At OPEC Meeting, U.S. Pressure Frays Uneasy Agreement

Posted June 20, 2018 5:11 p.m. EDT
Updated June 20, 2018 5:12 p.m. EDT

VIENNA — A meeting of major oil producers here in the Austrian capital has been dedicated to the theme of “cooperation for a sustainable future.” Soon after proceedings kicked off Wednesday, though, the political tensions between them were laid bare.

For months, the world’s main exporters of crude, including Iran, Iraq, Russia and Saudi Arabia, have worked together to curb their output to bolster oil prices. The uneasy coordination among several longtime rivals has helped sharply increase oil prices and slash what had been enormous supplies of unsold crude piling up in storage.

But faced with angry broadsides from President Donald Trump, who is seeking cooperation from Saudi Arabia to force gasoline prices lower ahead of midterm elections in the United States, that cooperation now looks to be fraying.

At a conference arranged by the Organization of the Petroleum Exporting Countries grouping in Vienna, Iran’s oil minister delivered blunt remarks arguing that it was Washington — and not OPEC — that was to blame for the high oil prices Trump has railed against.

“The real reason for the current oil price hike lies with the United States president himself,” Bijan Zanganeh, the Iranian minister, said in a speech. Referring to U.S. sanctions against Iran and Venezuela, Zanganah added, “You cannot impose unilateral trade sanctions against two founding members of OPEC, two major oil producers, and at the same time expect the global market not to show adverse reaction.”

“The United States cannot expect OPEC to act against two of its founding members,” he said. “On the contrary, OPEC is independent, mature and reasonable.”

The Iranian minister’s remarks appeared to be a pre-emptive shot at an emerging agreement between Saudi Arabia, OPEC’s de facto leader but also Iran’s main regional rival, and Russia, one of the world’s largest producers, to increase oil output.
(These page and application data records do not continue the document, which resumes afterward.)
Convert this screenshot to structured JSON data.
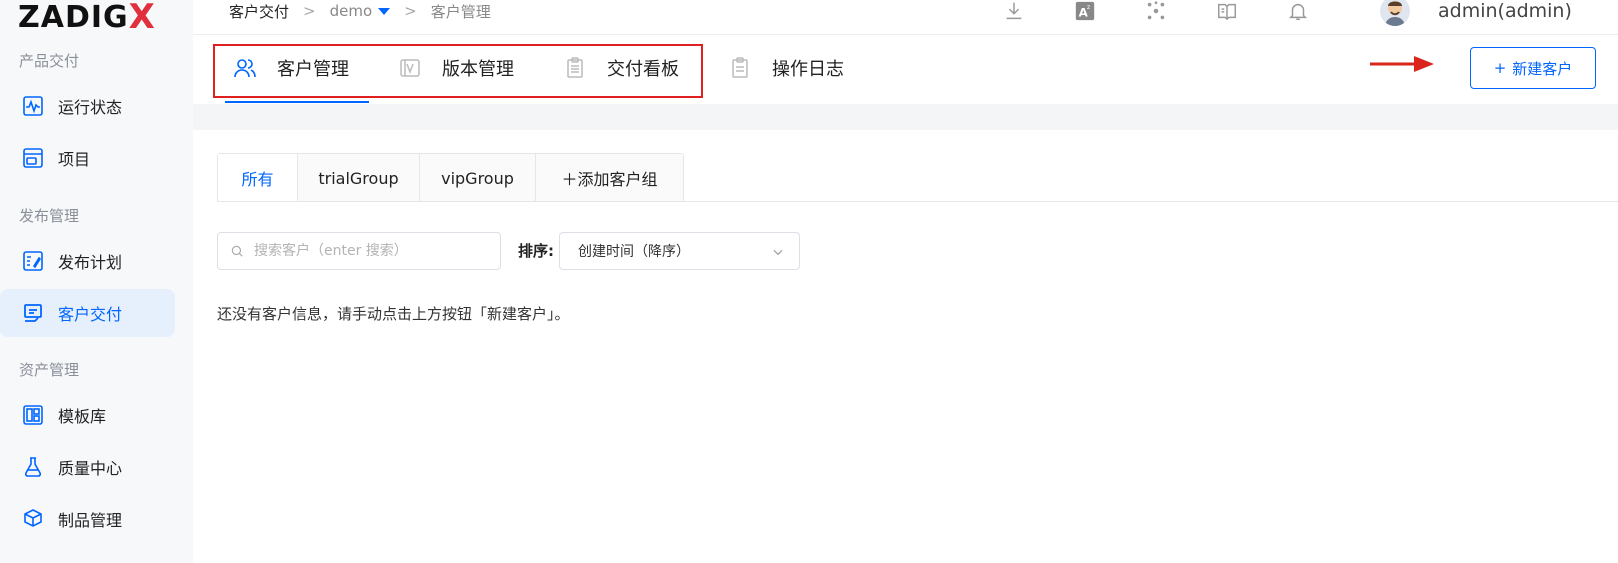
{
  "app": {
    "logo_main": "ZADIG",
    "logo_x": "X"
  },
  "sidebar": {
    "sections": [
      {
        "title": "产品交付"
      },
      {
        "title": "发布管理"
      },
      {
        "title": "资产管理"
      }
    ],
    "items": [
      {
        "label": "运行状态",
        "icon": "pulse-icon"
      },
      {
        "label": "项目",
        "icon": "project-icon"
      },
      {
        "label": "发布计划",
        "icon": "release-plan-icon"
      },
      {
        "label": "客户交付",
        "icon": "delivery-icon",
        "active": true
      },
      {
        "label": "模板库",
        "icon": "template-icon"
      },
      {
        "label": "质量中心",
        "icon": "flask-icon"
      },
      {
        "label": "制品管理",
        "icon": "artifact-icon"
      }
    ]
  },
  "header": {
    "breadcrumb": {
      "root": "客户交付",
      "sep1": ">",
      "project": "demo",
      "sep2": ">",
      "current": "客户管理"
    },
    "icons": [
      "download-icon",
      "translate-icon",
      "plugin-icon",
      "docs-icon",
      "bell-icon"
    ],
    "user": "admin(admin)"
  },
  "tabs": {
    "items": [
      {
        "label": "客户管理",
        "icon": "customers-icon",
        "active": true
      },
      {
        "label": "版本管理",
        "icon": "version-icon"
      },
      {
        "label": "交付看板",
        "icon": "board-icon"
      },
      {
        "label": "操作日志",
        "icon": "log-icon"
      }
    ],
    "new_button": "新建客户",
    "new_button_plus": "+"
  },
  "groups": {
    "items": [
      {
        "label": "所有",
        "active": true
      },
      {
        "label": "trialGroup"
      },
      {
        "label": "vipGroup"
      },
      {
        "label": "＋添加客户组"
      }
    ]
  },
  "filters": {
    "search_placeholder": "搜索客户（enter 搜索）",
    "sort_label": "排序:",
    "sort_value": "创建时间（降序）"
  },
  "empty_message": "还没有客户信息，请手动点击上方按钮「新建客户」。",
  "colors": {
    "accent": "#0066ff",
    "highlight": "#e02020",
    "arrow": "#d9251c"
  }
}
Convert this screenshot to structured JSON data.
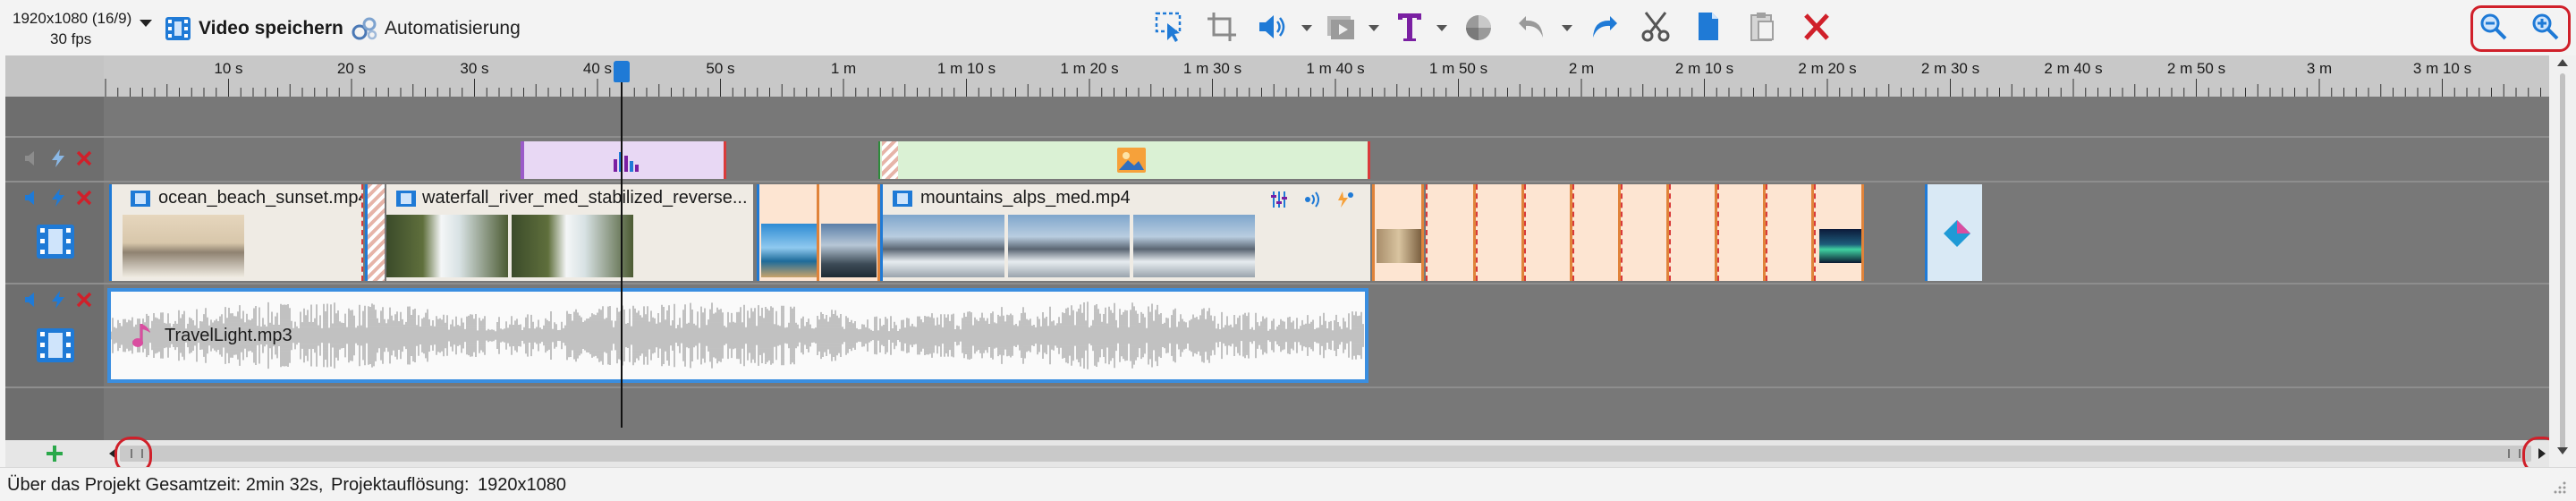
{
  "toolbar": {
    "resolution": "1920x1080 (16/9)",
    "fps": "30 fps",
    "save_label": "Video speichern",
    "automation_label": "Automatisierung",
    "icons": [
      "crop-select-icon",
      "crop-icon",
      "volume-icon",
      "media-icon",
      "text-icon",
      "color-icon",
      "undo-icon",
      "redo-icon",
      "cut-icon",
      "copy-icon",
      "paste-icon",
      "delete-icon",
      "zoom-out-icon",
      "zoom-in-icon"
    ],
    "accent": "#1f7ad6",
    "text_accent": "#7a1fa2",
    "delete_color": "#d0202a"
  },
  "ruler": {
    "labels": [
      "10 s",
      "20 s",
      "30 s",
      "40 s",
      "50 s",
      "1 m",
      "1 m 10 s",
      "1 m 20 s",
      "1 m 30 s",
      "1 m 40 s",
      "1 m 50 s",
      "2 m",
      "2 m 10 s",
      "2 m 20 s",
      "2 m 30 s",
      "2 m 40 s",
      "2 m 50 s",
      "3 m",
      "3 m 10 s"
    ]
  },
  "tracks": {
    "video": {
      "clips": {
        "beach": "ocean_beach_sunset.mp4",
        "waterfall": "waterfall_river_med_stabilized_reverse...",
        "mountains": "mountains_alps_med.mp4"
      }
    },
    "audio": {
      "clip": "TravelLight.mp3"
    }
  },
  "status": {
    "project_text": "Über das Projekt Gesamtzeit: 2min 32s,",
    "resolution_text": "Projektauflösung:",
    "resolution_value": "1920x1080"
  }
}
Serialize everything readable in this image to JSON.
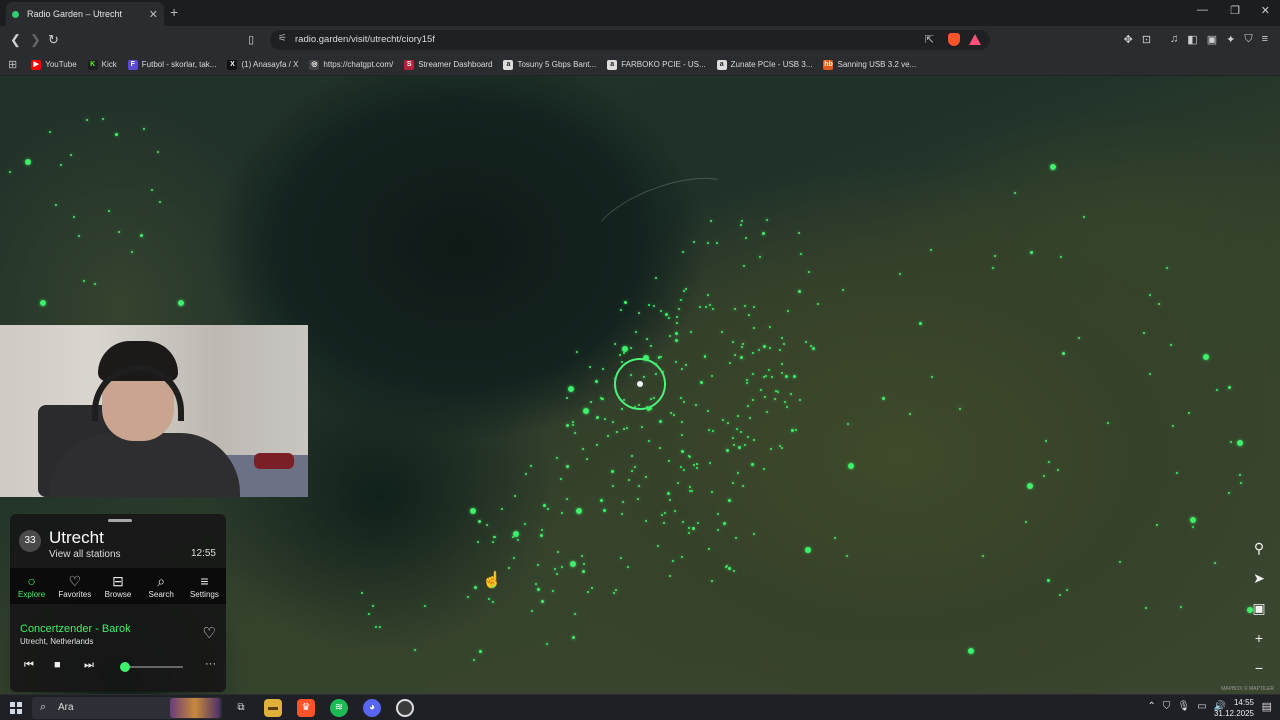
{
  "browser": {
    "tab_title": "Radio Garden – Utrecht",
    "url": "radio.garden/visit/utrecht/ciory15f",
    "bookmarks": [
      {
        "label": "YouTube",
        "color": "#ff0000",
        "glyph": "▶"
      },
      {
        "label": "Kick",
        "color": "#1f1f1f",
        "glyph": "K"
      },
      {
        "label": "Futbol - skorlar, tak...",
        "color": "#5a4ad1",
        "glyph": "F"
      },
      {
        "label": "(1) Anasayfa / X",
        "color": "#111111",
        "glyph": "X"
      },
      {
        "label": "https://chatgpt.com/",
        "color": "#444444",
        "glyph": "◎"
      },
      {
        "label": "Streamer Dashboard",
        "color": "#b4233b",
        "glyph": "S"
      },
      {
        "label": "Tosuny 5 Gbps Bant...",
        "color": "#dddddd",
        "glyph": "a"
      },
      {
        "label": "FARBOKO PCIE - US...",
        "color": "#dddddd",
        "glyph": "a"
      },
      {
        "label": "Zunate PCIe - USB 3...",
        "color": "#dddddd",
        "glyph": "a"
      },
      {
        "label": "Sanning USB 3.2 ve...",
        "color": "#e05a1e",
        "glyph": "hb"
      }
    ]
  },
  "map": {
    "accent_color": "#3ef06a",
    "attribution": "MAPBOX © MAPTILER"
  },
  "panel": {
    "station_count": "33",
    "city": "Utrecht",
    "view_all": "View all stations",
    "local_time": "12:55",
    "nav": [
      {
        "label": "Explore",
        "icon": "explore-icon",
        "active": true
      },
      {
        "label": "Favorites",
        "icon": "heart-icon",
        "active": false
      },
      {
        "label": "Browse",
        "icon": "map-icon",
        "active": false
      },
      {
        "label": "Search",
        "icon": "search-icon",
        "active": false
      },
      {
        "label": "Settings",
        "icon": "menu-icon",
        "active": false
      }
    ],
    "now_playing": {
      "station": "Concertzender - Barok",
      "location": "Utrecht, Netherlands"
    },
    "volume": 0.0
  },
  "taskbar": {
    "search_placeholder": "Ara",
    "time": "14:55",
    "date": "31.12.2025"
  }
}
The United States has put particular pressure on Riyadh, one of its main allies in the Middle East, to raise production.

Zanganeh’s comments were just the latest indication that no matter how much OPEC officials talk about cooperation and stability, they are struggling to hold together a nearly 2-year-old agreement to cap production. That deal has helped to more than double oil prices from their lows of early 2016 to around $75 a barrel now.

They preceded talks on Friday and Saturday here in Vienna in which OPEC members, as well as Russia and other major producers, will review the agreement. Failure to reach a deal to prolong the production caps could lead to a short-term fall in oil prices, but analysts say events in OPEC states — like Libya, where fighting is threatening supplies, and Venezuela, where domestic turmoil has substantially curtailed production — may outweigh any such shifts.

Moscow and Riyadh appear to want to keep the cooperation pact intact while also raising output, but that package may prove a difficult sell for other OPEC members. Any increases would most likely come from Saudi Arabia, while countries like Iran and Venezuela have little spare capacity. Those countries are in the difficult position of being able to benefit only from price increases.

For Iran in particular, production increases from Saudi Arabia would amount to rubbing salt in an already open wound. Not only are the two countries implacable foes, but Saudi Arabia — as well as its Persian Gulf allies — joined with Israel in lobbying the United States to withdraw from the 2015 agreement with Iran that checked Tehran’s nuclear ambitions in exchange for the lifting of sanctions.

Sanctions that were reimposed by Washington in May are expected to lower Iran’s production and exports, as refiners and traders across the world shy away from Iranian crude, while investors avoid the country’s capital and technology starved oil industry. Iran could become a “mini-Venezuela” with precipitous output declines, Edward Morse, head of commodities research at Citigroup, said in an interview here.

Perhaps the biggest problem, though, is that the agreement to curb production has largely achieved its ends. Not only have prices risen but the oil glut that depressed prices in recent years has been reduced to more normal levels.

“Coming down a mountain, as every mountaineer knows, can be more perilous than climbing it,” said Bhushan Bahree, an OPEC analyst at IHS Markit who was observing the Vienna meetings.